Intercession in Sunni Islam[edit]

Sunni Muslims traditionally have believed that seeking intercession is only conditionally lawful:

  • The Salafi movement considers it unlawful to make Tawassul through those that are no longer alive — including prophets and saints. The Saudi-based Permanent Committee for Islamic Research and Fataawa holds the view that Tawassul through dead persons, virtuous or not, leads to Shirk (polytheism).[6]
  • The Fatwa Committee of Morocco considers Tawassul using collective supplications dhikr permissible and commendable.[7] dead link
  • Syrian Islamic scholars Salih al-Na`man, Abu Sulayman Suhayl al-Zabibi, and Mustafa ibn Ahmad al-Hasan al-Shatti al-Hanbali al-Athari al-Dimashqi have similarly released Fatwas in support of the practice.[8]

Intercession in Shia Islam[edit]

Seeking Intercession (tawassul) is accepted and even advised in Shi'a Islam.
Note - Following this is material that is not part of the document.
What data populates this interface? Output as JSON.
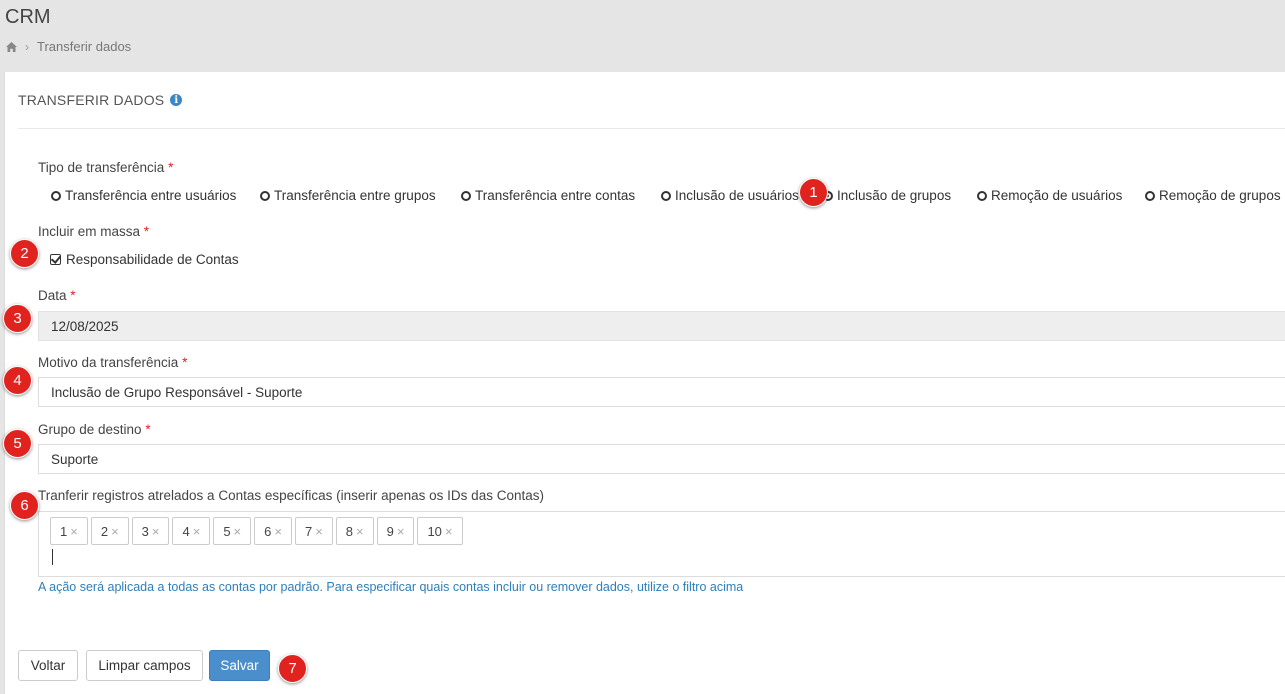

Shia Scholars refer to Quranic verses such as 5:3, 12:97 and 12:98 and justify its permissibility.

References[edit]

Further reading[edit]

  • Chiabotti, Francesco, Shafa'a (Intercession), in Muhammad in History, Thought, and Culture: An Encyclopedia of the Prophet of God (2 vols.), Edited by C. Fitzpatrick and A. Walker, Santa Barbara, ABC-CLIO, 2014. ISBN 1610691776

External links[edit]